Auroras seen from the ground are spectacular. But have you ever seen videos of them from space? For the last several years, astronauts have been taking time-lapse photos of Earth from the International Space Station and sharing them with us. This autumn's light show has been particularly stunning from above as well as below. Sometimes, it's fun to set the science of science aside and just enjoy Earth's beauty.
ISS Over Australia (note wildfires) - September 17, 2011
More Beautiful Flyovers of Earth
What is there to say? Here's a few more wonderful videos from NASA, this next one flying over the midwestern U.S. at night. The white flashes are lightning bolts seen from space.
ISS Flying Over the Midwest at Night
Kick Back and Enjoy This Next Video in Fullscreen
Youtube user Bitmeizer strung together a bunch of NASA videos (which are public domain -- our tax dollars at work) and added a soundtrack to fit the visuals. I recommend watching this one in HD. It really does capture the beauty of our lovely planet. Humans' little lights shine like campfires below the clouds, which ripple with sparks like a living thing, and then the sun plays a symphony on the Earth's atmosphere from above.

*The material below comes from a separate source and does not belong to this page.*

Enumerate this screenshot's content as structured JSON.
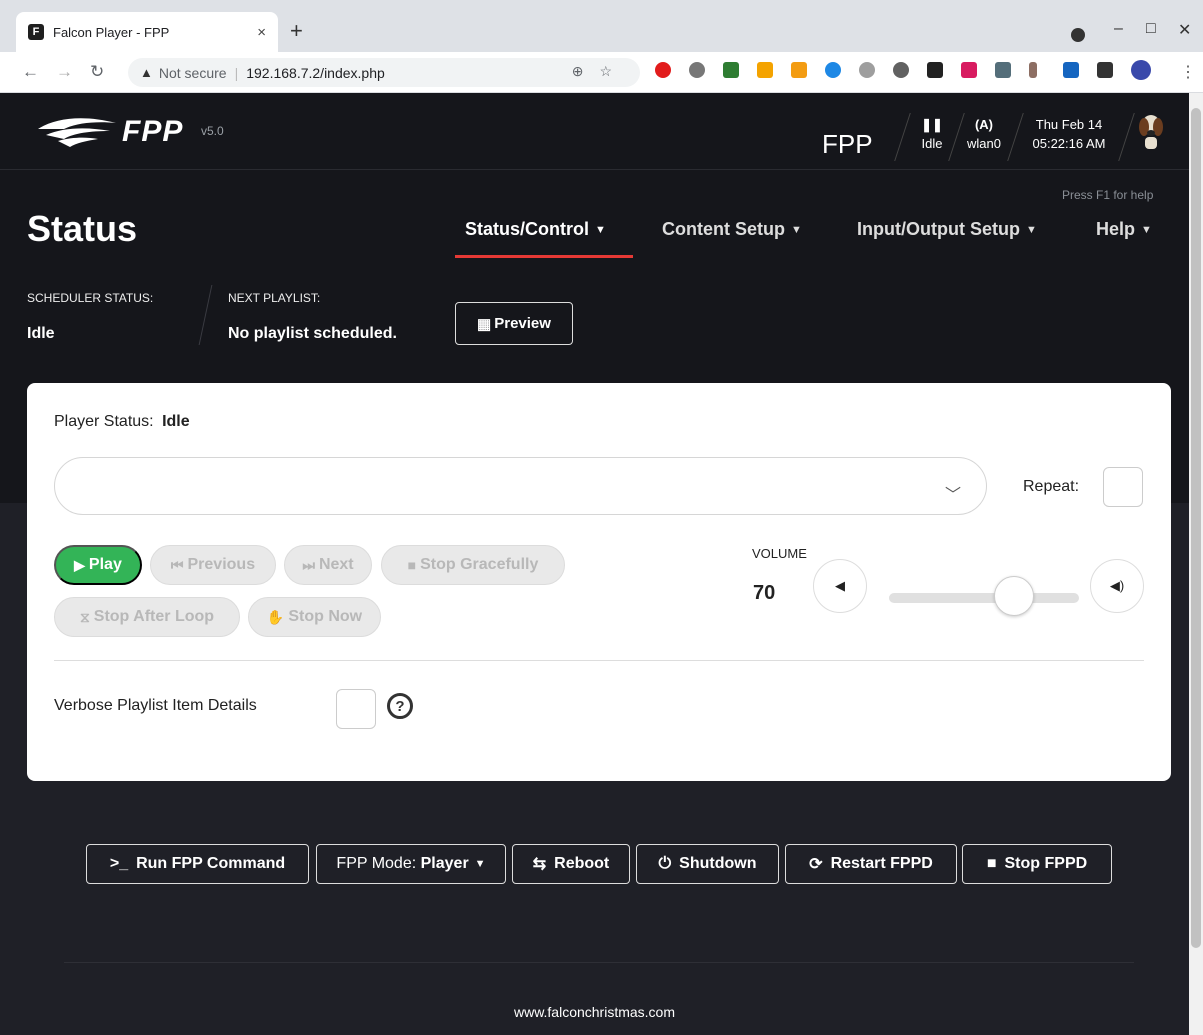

If you want to see this fullscreen -- which is awesome! -- go to the video on YouTube, change "360p" to "1080p", and then click the 4 "zoom out" arrows on the lower right-hand corner of the video's control strip.
Beautiful Flyovers of Earth from International Space Station
Beautiful Northern Lights Photos
This book covers the science of the Northern Lights, including fascinating trivia, as well as 100 spectacular photos of auroras over Alaska during the 2002 solar max.
On a More Serious Note...
- If the Massive Solar Flare of 1859 Happened Today...
Most Northern/Southern Lights are harmless light shows causing no damage. But a solar flare in 1859 caused power spikes and disrupted the world's telegraph system. How much damage could a massive solar flare do to power and communications today?